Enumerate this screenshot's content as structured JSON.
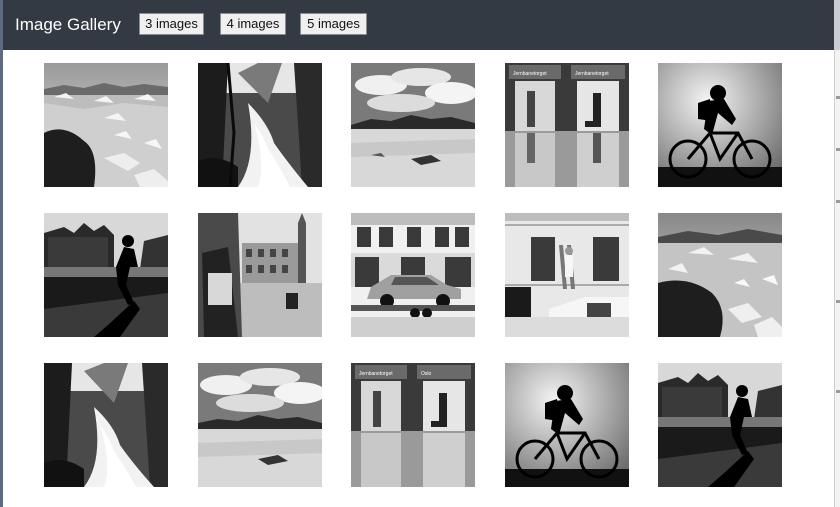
{
  "header": {
    "title": "Image Gallery",
    "buttons": [
      {
        "label": "3 images"
      },
      {
        "label": "4 images"
      },
      {
        "label": "5 images"
      }
    ]
  },
  "gallery": {
    "columns": 5,
    "rows": 3,
    "tiles": [
      {
        "subject": "frozen-lake"
      },
      {
        "subject": "forest-waterfall"
      },
      {
        "subject": "beach-clouds"
      },
      {
        "subject": "railway-station-doors"
      },
      {
        "subject": "cyclist-silhouette"
      },
      {
        "subject": "runner-by-building"
      },
      {
        "subject": "old-town-pole"
      },
      {
        "subject": "classic-car-trailer"
      },
      {
        "subject": "painter-on-ladder"
      },
      {
        "subject": "frozen-lake"
      },
      {
        "subject": "forest-waterfall"
      },
      {
        "subject": "beach-clouds"
      },
      {
        "subject": "railway-station-doors"
      },
      {
        "subject": "cyclist-silhouette"
      },
      {
        "subject": "runner-by-building"
      }
    ]
  },
  "station_sign": {
    "line1": "Jernbanetorget",
    "line2": "Oslo"
  }
}
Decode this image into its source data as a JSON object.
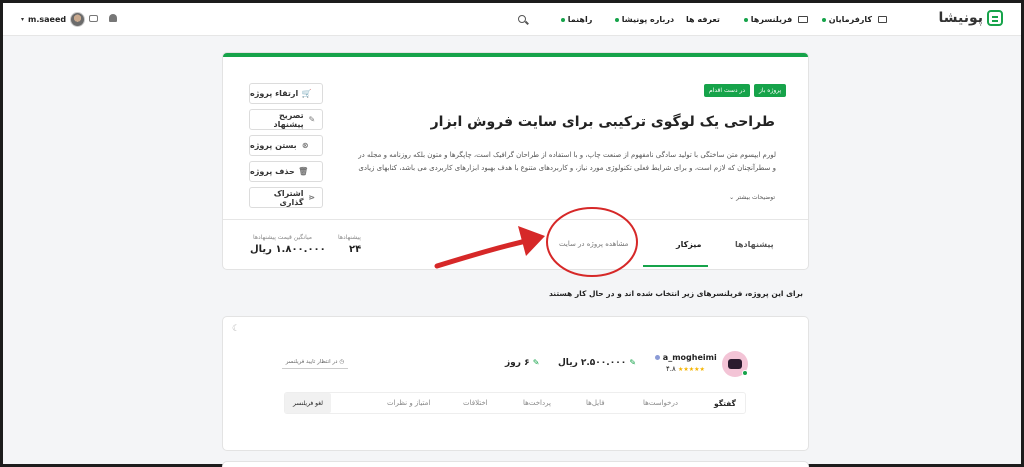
{
  "header": {
    "logo_text": "پونیشا",
    "nav": [
      {
        "label": "کارفرمایان",
        "icon": "briefcase-icon",
        "has_dropdown": true
      },
      {
        "label": "فریلنسرها",
        "icon": "monitor-icon",
        "has_dropdown": true
      },
      {
        "label": "تعرفه ها",
        "has_dropdown": false
      },
      {
        "label": "درباره پونیشا",
        "has_dropdown": true
      },
      {
        "label": "راهنما",
        "has_dropdown": true
      }
    ],
    "user_name": "m.saeed"
  },
  "project": {
    "badges": [
      "پروژه باز",
      "در دست اقدام"
    ],
    "title": "طراحی یک لوگوی ترکیبی برای سایت فروش ابزار",
    "description_lines": [
      "لورم ایپسوم متن ساختگی با تولید سادگی نامفهوم از صنعت چاپ، و با استفاده از طراحان گرافیک است، چاپگرها و متون بلکه روزنامه و مجله در ستون",
      "و سطرآنچنان که لازم است، و برای شرایط فعلی تکنولوژی مورد نیاز، و کاربردهای متنوع با هدف بهبود ابزارهای کاربردی می باشد، کتابهای زیادی در"
    ],
    "more_label": "توضیحات بیشتر",
    "actions": [
      {
        "label": "ارتقاء پروژه",
        "icon": "cart-icon"
      },
      {
        "label": "تصریح پیشنهاد",
        "icon": "pencil-icon"
      },
      {
        "label": "بستن پروژه",
        "icon": "close-circle-icon"
      },
      {
        "label": "حذف پروژه",
        "icon": "trash-icon"
      },
      {
        "label": "اشتراک گذاری",
        "icon": "share-icon"
      }
    ],
    "tabs": [
      "پیشنهادها",
      "میزکار",
      "مشاهده پروژه در سایت"
    ],
    "active_tab": "میزکار",
    "stats": [
      {
        "label": "پیشنهادها",
        "value": "۲۴"
      },
      {
        "label": "میانگین قیمت پیشنهادها",
        "value": "۱.۸۰۰.۰۰۰ ریال"
      }
    ]
  },
  "notice": "برای این پروژه، فریلنسرهای زیر انتخاب شده اند و در حال کار هستند",
  "freelancer": {
    "username": "a_mogheimi",
    "rating": "۴.۸",
    "stars": 5,
    "price": "۲.۵۰۰.۰۰۰ ریال",
    "duration": "۶ روز",
    "status": "در انتظار تایید فریلنسر",
    "tabs": [
      "گفتگو",
      "درخواست‌ها",
      "فایل‌ها",
      "پرداخت‌ها",
      "اختلافات",
      "امتیاز و نظرات"
    ],
    "cancel_label": "لغو فریلنسر"
  },
  "colors": {
    "accent": "#16a34a",
    "annotation": "#d62828"
  }
}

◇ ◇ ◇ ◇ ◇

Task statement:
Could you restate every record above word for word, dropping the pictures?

Task answer:
Enumerate this screenshot's content as structured JSON.
{
  "header": {
    "title": "Image Gallery",
    "buttons": [
      {
        "label": "3 images"
      },
      {
        "label": "4 images"
      },
      {
        "label": "5 images"
      }
    ]
  },
  "gallery": {
    "columns": 5,
    "rows": 3,
    "tiles": [
      {
        "subject": "frozen-lake"
      },
      {
        "subject": "forest-waterfall"
      },
      {
        "subject": "beach-clouds"
      },
      {
        "subject": "railway-station-doors"
      },
      {
        "subject": "cyclist-silhouette"
      },
      {
        "subject": "runner-by-building"
      },
      {
        "subject": "old-town-pole"
      },
      {
        "subject": "classic-car-trailer"
      },
      {
        "subject": "painter-on-ladder"
      },
      {
        "subject": "frozen-lake"
      },
      {
        "subject": "forest-waterfall"
      },
      {
        "subject": "beach-clouds"
      },
      {
        "subject": "railway-station-doors"
      },
      {
        "subject": "cyclist-silhouette"
      },
      {
        "subject": "runner-by-building"
      }
    ]
  },
  "station_sign": {
    "line1": "Jernbanetorget",
    "line2": "Oslo"
  }
}
Decode this image into its source data as a JSON object.
{
  "header": {
    "logo_text": "پونیشا",
    "nav": [
      {
        "label": "کارفرمایان",
        "icon": "briefcase-icon",
        "has_dropdown": true
      },
      {
        "label": "فریلنسرها",
        "icon": "monitor-icon",
        "has_dropdown": true
      },
      {
        "label": "تعرفه ها",
        "has_dropdown": false
      },
      {
        "label": "درباره پونیشا",
        "has_dropdown": true
      },
      {
        "label": "راهنما",
        "has_dropdown": true
      }
    ],
    "user_name": "m.saeed"
  },
  "project": {
    "badges": [
      "پروژه باز",
      "در دست اقدام"
    ],
    "title": "طراحی یک لوگوی ترکیبی برای سایت فروش ابزار",
    "description_lines": [
      "لورم ایپسوم متن ساختگی با تولید سادگی نامفهوم از صنعت چاپ، و با استفاده از طراحان گرافیک است، چاپگرها و متون بلکه روزنامه و مجله در ستون",
      "و سطرآنچنان که لازم است، و برای شرایط فعلی تکنولوژی مورد نیاز، و کاربردهای متنوع با هدف بهبود ابزارهای کاربردی می باشد، کتابهای زیادی در"
    ],
    "more_label": "توضیحات بیشتر",
    "actions": [
      {
        "label": "ارتقاء پروژه",
        "icon": "cart-icon"
      },
      {
        "label": "تصریح پیشنهاد",
        "icon": "pencil-icon"
      },
      {
        "label": "بستن پروژه",
        "icon": "close-circle-icon"
      },
      {
        "label": "حذف پروژه",
        "icon": "trash-icon"
      },
      {
        "label": "اشتراک گذاری",
        "icon": "share-icon"
      }
    ],
    "tabs": [
      "پیشنهادها",
      "میزکار",
      "مشاهده پروژه در سایت"
    ],
    "active_tab": "میزکار",
    "stats": [
      {
        "label": "پیشنهادها",
        "value": "۲۴"
      },
      {
        "label": "میانگین قیمت پیشنهادها",
        "value": "۱.۸۰۰.۰۰۰ ریال"
      }
    ]
  },
  "notice": "برای این پروژه، فریلنسرهای زیر انتخاب شده اند و در حال کار هستند",
  "freelancer": {
    "username": "a_mogheimi",
    "rating": "۴.۸",
    "stars": 5,
    "price": "۲.۵۰۰.۰۰۰ ریال",
    "duration": "۶ روز",
    "status": "در انتظار تایید فریلنسر",
    "tabs": [
      "گفتگو",
      "درخواست‌ها",
      "فایل‌ها",
      "پرداخت‌ها",
      "اختلافات",
      "امتیاز و نظرات"
    ],
    "cancel_label": "لغو فریلنسر"
  },
  "colors": {
    "accent": "#16a34a",
    "annotation": "#d62828"
  }
}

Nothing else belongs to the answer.